§ **What the exercise asks**: Reply with one number: the count of lines in the records below that hold "keep".

Page and application data records:
---*---

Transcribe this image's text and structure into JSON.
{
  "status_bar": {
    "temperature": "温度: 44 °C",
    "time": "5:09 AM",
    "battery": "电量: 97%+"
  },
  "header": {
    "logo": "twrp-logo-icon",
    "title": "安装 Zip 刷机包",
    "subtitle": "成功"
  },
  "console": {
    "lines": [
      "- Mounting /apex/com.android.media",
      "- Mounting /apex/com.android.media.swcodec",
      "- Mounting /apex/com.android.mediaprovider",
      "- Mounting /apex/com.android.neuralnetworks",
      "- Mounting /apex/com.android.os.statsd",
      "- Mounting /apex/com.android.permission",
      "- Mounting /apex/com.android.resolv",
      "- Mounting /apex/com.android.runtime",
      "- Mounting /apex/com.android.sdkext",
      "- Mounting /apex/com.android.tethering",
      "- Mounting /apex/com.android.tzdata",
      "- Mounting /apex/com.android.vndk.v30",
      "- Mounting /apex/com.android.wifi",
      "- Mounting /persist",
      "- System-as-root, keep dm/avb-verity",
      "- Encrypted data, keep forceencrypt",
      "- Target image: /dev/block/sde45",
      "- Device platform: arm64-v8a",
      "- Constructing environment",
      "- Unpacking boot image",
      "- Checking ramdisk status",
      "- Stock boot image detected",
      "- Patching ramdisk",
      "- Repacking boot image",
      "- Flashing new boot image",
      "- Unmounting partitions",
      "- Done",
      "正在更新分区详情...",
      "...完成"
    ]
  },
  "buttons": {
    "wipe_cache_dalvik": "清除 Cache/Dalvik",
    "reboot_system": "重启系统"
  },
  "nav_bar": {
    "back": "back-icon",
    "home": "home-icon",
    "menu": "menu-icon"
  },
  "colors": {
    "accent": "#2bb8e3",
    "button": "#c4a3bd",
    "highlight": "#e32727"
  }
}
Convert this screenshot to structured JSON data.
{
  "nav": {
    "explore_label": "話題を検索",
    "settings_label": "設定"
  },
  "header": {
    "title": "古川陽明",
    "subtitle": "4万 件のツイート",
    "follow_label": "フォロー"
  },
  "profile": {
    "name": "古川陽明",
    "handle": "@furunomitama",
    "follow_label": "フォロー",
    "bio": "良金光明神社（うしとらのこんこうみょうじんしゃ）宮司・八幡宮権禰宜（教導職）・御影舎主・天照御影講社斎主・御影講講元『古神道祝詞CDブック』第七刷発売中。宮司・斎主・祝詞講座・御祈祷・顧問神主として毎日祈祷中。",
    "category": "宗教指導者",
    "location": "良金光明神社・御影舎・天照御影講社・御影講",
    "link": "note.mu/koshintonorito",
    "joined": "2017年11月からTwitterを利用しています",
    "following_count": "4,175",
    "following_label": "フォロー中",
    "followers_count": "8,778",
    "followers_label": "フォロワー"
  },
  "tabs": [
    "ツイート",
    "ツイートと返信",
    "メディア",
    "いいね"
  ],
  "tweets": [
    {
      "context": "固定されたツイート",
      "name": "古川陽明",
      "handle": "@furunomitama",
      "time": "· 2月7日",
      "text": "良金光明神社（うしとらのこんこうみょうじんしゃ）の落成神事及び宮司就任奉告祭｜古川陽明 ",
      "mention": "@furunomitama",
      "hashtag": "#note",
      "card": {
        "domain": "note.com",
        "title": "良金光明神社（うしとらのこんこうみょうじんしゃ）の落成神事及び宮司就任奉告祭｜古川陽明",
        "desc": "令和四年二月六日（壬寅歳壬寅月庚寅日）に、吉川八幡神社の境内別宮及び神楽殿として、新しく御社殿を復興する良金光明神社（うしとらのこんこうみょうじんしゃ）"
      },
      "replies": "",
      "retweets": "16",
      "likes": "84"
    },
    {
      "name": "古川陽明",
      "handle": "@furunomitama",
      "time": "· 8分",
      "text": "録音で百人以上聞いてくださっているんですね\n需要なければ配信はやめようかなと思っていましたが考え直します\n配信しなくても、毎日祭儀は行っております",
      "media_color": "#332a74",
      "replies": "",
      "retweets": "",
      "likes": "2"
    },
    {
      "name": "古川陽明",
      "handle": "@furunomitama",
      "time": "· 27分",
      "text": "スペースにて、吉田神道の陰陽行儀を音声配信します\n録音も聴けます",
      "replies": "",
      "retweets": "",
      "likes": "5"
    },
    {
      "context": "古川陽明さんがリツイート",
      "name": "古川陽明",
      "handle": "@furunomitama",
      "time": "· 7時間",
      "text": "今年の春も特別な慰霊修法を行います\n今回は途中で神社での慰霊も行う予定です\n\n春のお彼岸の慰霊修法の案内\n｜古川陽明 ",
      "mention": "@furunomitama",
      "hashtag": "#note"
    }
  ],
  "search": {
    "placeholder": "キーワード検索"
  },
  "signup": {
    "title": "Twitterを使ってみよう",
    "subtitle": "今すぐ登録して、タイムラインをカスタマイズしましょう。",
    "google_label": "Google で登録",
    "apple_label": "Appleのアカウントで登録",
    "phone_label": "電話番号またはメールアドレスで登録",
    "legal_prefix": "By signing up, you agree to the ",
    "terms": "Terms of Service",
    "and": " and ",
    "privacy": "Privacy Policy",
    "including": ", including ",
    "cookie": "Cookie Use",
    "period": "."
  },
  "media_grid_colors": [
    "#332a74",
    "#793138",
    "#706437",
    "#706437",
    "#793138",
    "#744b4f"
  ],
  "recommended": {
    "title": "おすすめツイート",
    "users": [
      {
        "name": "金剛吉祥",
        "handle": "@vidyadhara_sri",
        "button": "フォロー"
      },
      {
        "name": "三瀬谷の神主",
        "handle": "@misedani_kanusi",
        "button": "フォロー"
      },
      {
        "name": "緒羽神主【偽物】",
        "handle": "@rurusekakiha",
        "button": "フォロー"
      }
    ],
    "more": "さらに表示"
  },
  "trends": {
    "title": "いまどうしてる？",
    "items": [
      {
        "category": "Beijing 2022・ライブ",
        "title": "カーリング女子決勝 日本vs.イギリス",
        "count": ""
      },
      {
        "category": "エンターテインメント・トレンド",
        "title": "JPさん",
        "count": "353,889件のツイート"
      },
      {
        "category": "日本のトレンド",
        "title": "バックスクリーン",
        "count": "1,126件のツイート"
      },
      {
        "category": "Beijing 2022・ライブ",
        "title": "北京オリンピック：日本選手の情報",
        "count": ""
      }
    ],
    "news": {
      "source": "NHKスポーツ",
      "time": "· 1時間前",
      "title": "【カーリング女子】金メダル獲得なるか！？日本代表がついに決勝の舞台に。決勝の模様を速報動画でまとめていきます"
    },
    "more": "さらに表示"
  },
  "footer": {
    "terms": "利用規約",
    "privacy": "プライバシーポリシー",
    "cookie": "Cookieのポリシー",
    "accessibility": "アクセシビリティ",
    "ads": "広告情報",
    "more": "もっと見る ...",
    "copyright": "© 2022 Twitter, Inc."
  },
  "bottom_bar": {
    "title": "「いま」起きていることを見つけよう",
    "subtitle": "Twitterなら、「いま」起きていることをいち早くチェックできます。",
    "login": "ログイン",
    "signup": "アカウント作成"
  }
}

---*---

§ **Reply to the exercise**: 2